In addition, fresh, whole apples and apple juice are high in chlorogenic, caffeic, and ellagic acid—cancer-fighting phytonutrients that have been shown to prevent tumors from forming. Interestingly, these phytonutrients are eliminated in canning or cooking processes–all the more reason to eat fruit fresh, alive, and raw!

Finally, apples also have antiviral properties and help to prevent colds and upper respiratory ailments such as bronchitis and laryngitis.

I’d also like to note that I’ve found the Fuji apple to be a particularly powerful apple variety when it comes to overall therapeutic value.

Nutrient Value:

Along with their power triad of phytonutrients and their fibrous pectin, apples are a good source of potassium, beta-carotene, and trace minerals.

Selection and Care:

Back in the early 1990s, farmers used to spray apples with Alar, a chemical which caused apples to ripen uniformly. However, the pesticide was also a neurotoxin, and after the media caught on to the story, the Department of Consumer Affairs pulled the treated produce off the market and prohibited the use of the chemical.

Today, conventionally grown apples test higher than a lot of other fruits in terms of levels of pesticides. With this in mind, it’s advisable to buy organic apples, free of commercial waxes and pesticides, whenever possible.
Fresh apples should be crisp, firm, and they should crunch when you bite them. Soft apples are not yet ripe, while spotted, brown, mushy ones are past their prime.

Optimal Use and Combining:

As we’ve discussed, it’s best to eat apples, fresh, whole, and raw to maximize the phytonutrient, antioxidant, and therapeutic value of the fruit.

Apples are an all-purpose fruit that enhance breakfast cereals, granola, nut butters (such as almond butter or peanut butter), and even desserts. They complement the flavors of pears, bananas, and papayas, but don’t mix quite as well with citrus or melon.

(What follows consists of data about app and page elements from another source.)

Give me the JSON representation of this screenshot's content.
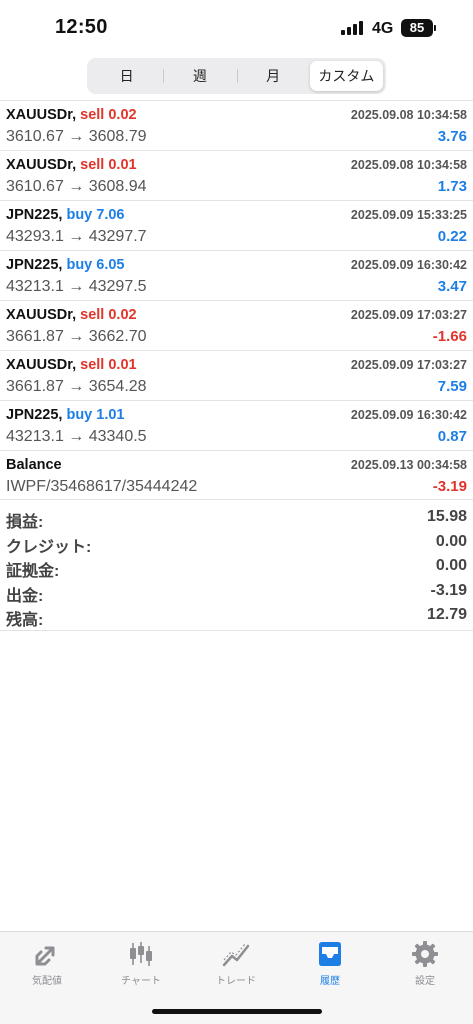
{
  "status": {
    "time": "12:50",
    "network": "4G",
    "battery": "85"
  },
  "period_tabs": [
    "日",
    "週",
    "月",
    "カスタム"
  ],
  "active_period": "カスタム",
  "deals": [
    {
      "symbol": "XAUUSDr,",
      "side": "sell 0.02",
      "side_type": "sell",
      "time": "2025.09.08 10:34:58",
      "prices": "3610.67 → 3608.79",
      "profit": "3.76",
      "profit_sign": "pos"
    },
    {
      "symbol": "XAUUSDr,",
      "side": "sell 0.01",
      "side_type": "sell",
      "time": "2025.09.08 10:34:58",
      "prices": "3610.67 → 3608.94",
      "profit": "1.73",
      "profit_sign": "pos"
    },
    {
      "symbol": "JPN225,",
      "side": "buy 7.06",
      "side_type": "buy",
      "time": "2025.09.09 15:33:25",
      "prices": "43293.1 → 43297.7",
      "profit": "0.22",
      "profit_sign": "pos"
    },
    {
      "symbol": "JPN225,",
      "side": "buy 6.05",
      "side_type": "buy",
      "time": "2025.09.09 16:30:42",
      "prices": "43213.1 → 43297.5",
      "profit": "3.47",
      "profit_sign": "pos"
    },
    {
      "symbol": "XAUUSDr,",
      "side": "sell 0.02",
      "side_type": "sell",
      "time": "2025.09.09 17:03:27",
      "prices": "3661.87 → 3662.70",
      "profit": "-1.66",
      "profit_sign": "neg"
    },
    {
      "symbol": "XAUUSDr,",
      "side": "sell 0.01",
      "side_type": "sell",
      "time": "2025.09.09 17:03:27",
      "prices": "3661.87 → 3654.28",
      "profit": "7.59",
      "profit_sign": "pos"
    },
    {
      "symbol": "JPN225,",
      "side": "buy 1.01",
      "side_type": "buy",
      "time": "2025.09.09 16:30:42",
      "prices": "43213.1 → 43340.5",
      "profit": "0.87",
      "profit_sign": "pos"
    },
    {
      "symbol": "Balance",
      "side": "",
      "side_type": "",
      "time": "2025.09.13 00:34:58",
      "prices": "IWPF/35468617/35444242",
      "profit": "-3.19",
      "profit_sign": "neg"
    }
  ],
  "summary": [
    {
      "label": "損益:",
      "value": "15.98"
    },
    {
      "label": "クレジット:",
      "value": "0.00"
    },
    {
      "label": "証拠金:",
      "value": "0.00"
    },
    {
      "label": "出金:",
      "value": "-3.19"
    },
    {
      "label": "残高:",
      "value": "12.79"
    }
  ],
  "tab_bar": [
    {
      "label": "気配値",
      "icon": "quotes-arrows-icon"
    },
    {
      "label": "チャート",
      "icon": "candlestick-chart-icon"
    },
    {
      "label": "トレード",
      "icon": "trade-line-icon"
    },
    {
      "label": "履歴",
      "icon": "history-inbox-icon"
    },
    {
      "label": "設定",
      "icon": "gear-icon"
    }
  ],
  "active_tab": "履歴",
  "colors": {
    "sell": "#e0352b",
    "buy": "#1d7fe6",
    "positive_profit": "#1d7fe6",
    "negative_profit": "#e0352b",
    "active_tab": "#1d7fe6",
    "inactive_tab": "#8e8e93"
  }
}
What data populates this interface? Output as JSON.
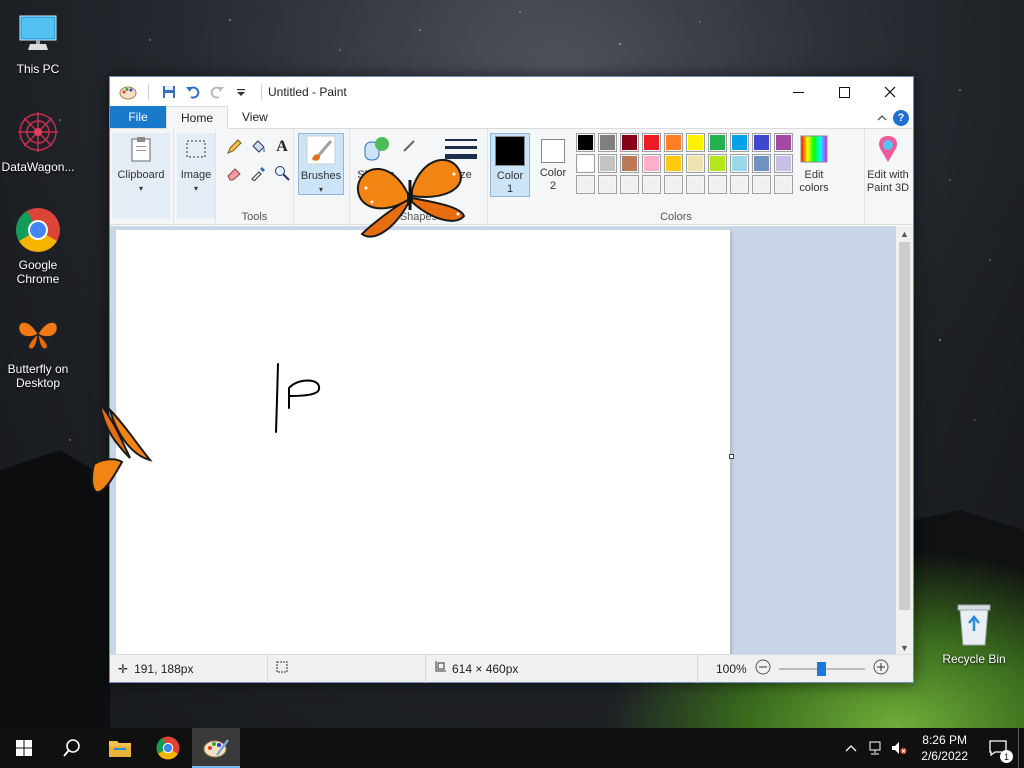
{
  "desktop": {
    "icons": [
      {
        "label": "This PC"
      },
      {
        "label": "DataWagon..."
      },
      {
        "label": "Google\nChrome"
      },
      {
        "label": "Butterfly on\nDesktop"
      },
      {
        "label": "Recycle Bin"
      }
    ]
  },
  "window": {
    "title": "Untitled - Paint",
    "tabs": [
      "File",
      "Home",
      "View"
    ],
    "help_label": "?"
  },
  "ribbon": {
    "clipboard_label": "Clipboard",
    "image_label": "Image",
    "tools_label": "Tools",
    "brushes_label": "Brushes",
    "shapes_label": "Shapes",
    "shapes_group_label": "Shapes",
    "size_label": "Size",
    "color1_label": "Color\n1",
    "color2_label": "Color\n2",
    "colors_group_label": "Colors",
    "edit_colors_label": "Edit\ncolors",
    "paint3d_label": "Edit with\nPaint 3D",
    "color1": "#000000",
    "color2": "#ffffff",
    "palette": [
      "#000000",
      "#7f7f7f",
      "#880015",
      "#ed1c24",
      "#ff7f27",
      "#fff200",
      "#22b14c",
      "#00a2e8",
      "#3f48cc",
      "#a349a4",
      "#ffffff",
      "#c3c3c3",
      "#b97a57",
      "#ffaec9",
      "#ffc90e",
      "#efe4b0",
      "#b5e61d",
      "#99d9ea",
      "#7092be",
      "#c8bfe7",
      "#f0f0f0",
      "#f0f0f0",
      "#f0f0f0",
      "#f0f0f0",
      "#f0f0f0",
      "#f0f0f0",
      "#f0f0f0",
      "#f0f0f0",
      "#f0f0f0",
      "#f0f0f0"
    ]
  },
  "status": {
    "cursor_pos": "191, 188px",
    "image_size": "614 × 460px",
    "zoom": "100%",
    "zoom_slider_fraction": 0.5
  },
  "taskbar": {
    "time": "8:26 PM",
    "date": "2/6/2022",
    "notification_count": "1"
  }
}
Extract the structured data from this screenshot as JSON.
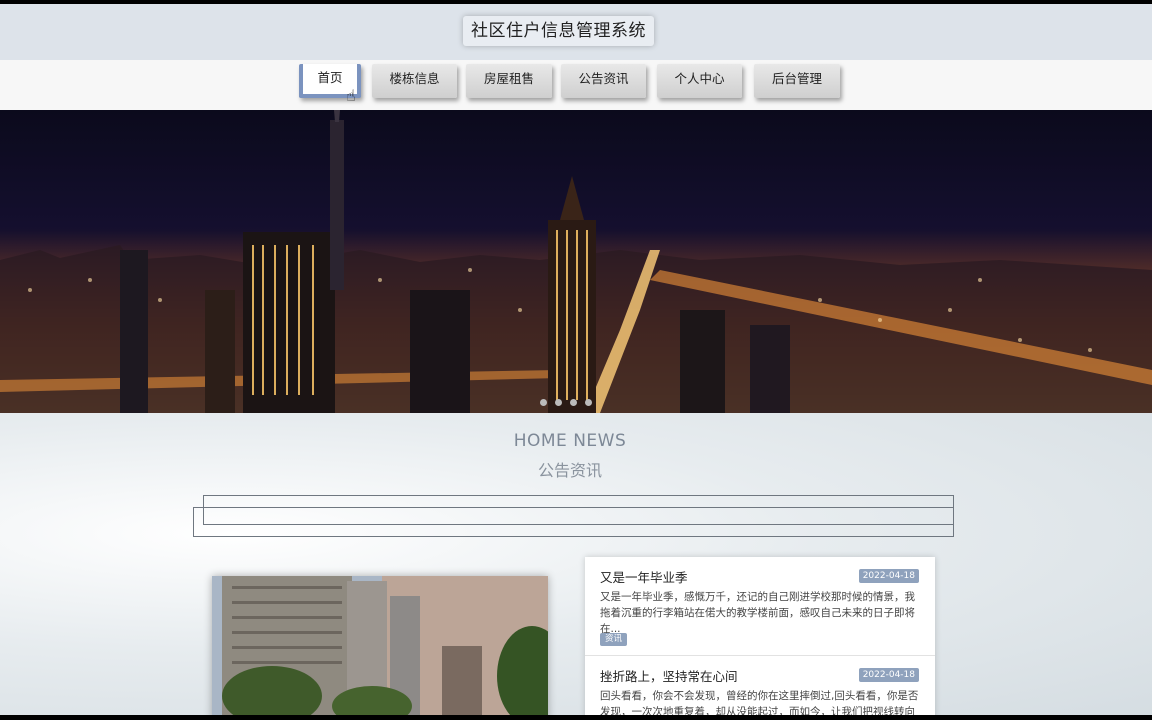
{
  "header": {
    "title": "社区住户信息管理系统"
  },
  "nav": {
    "items": [
      {
        "label": "首页",
        "active": true
      },
      {
        "label": "楼栋信息"
      },
      {
        "label": "房屋租售"
      },
      {
        "label": "公告资讯"
      },
      {
        "label": "个人中心"
      },
      {
        "label": "后台管理"
      }
    ]
  },
  "banner": {
    "slides": 4,
    "active_slide": 1
  },
  "news": {
    "heading_en": "HOME NEWS",
    "heading_cn": "公告资讯",
    "items": [
      {
        "title": "又是一年毕业季",
        "date": "2022-04-18",
        "excerpt": "又是一年毕业季，感慨万千，还记的自己刚进学校那时候的情景，我拖着沉重的行李箱站在偌大的教学楼前面，感叹自己未来的日子即将在...",
        "tag": "资讯"
      },
      {
        "title": "挫折路上，坚持常在心间",
        "date": "2022-04-18",
        "excerpt": "回头看看，你会不会发现，曾经的你在这里摔倒过,回头看看，你是否发现，一次次地重复着，却从没能起过，而如今，让我们把视线转向前..."
      }
    ]
  },
  "colors": {
    "accent": "#7b93bf",
    "tag": "#8fa2bd",
    "header_bg": "#dde3ea"
  }
}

***This article is not intended to treat or diagnose any type of health condition or disease. Any nutritional considerations for any health complication should be discussed with your physician or healthcare provider.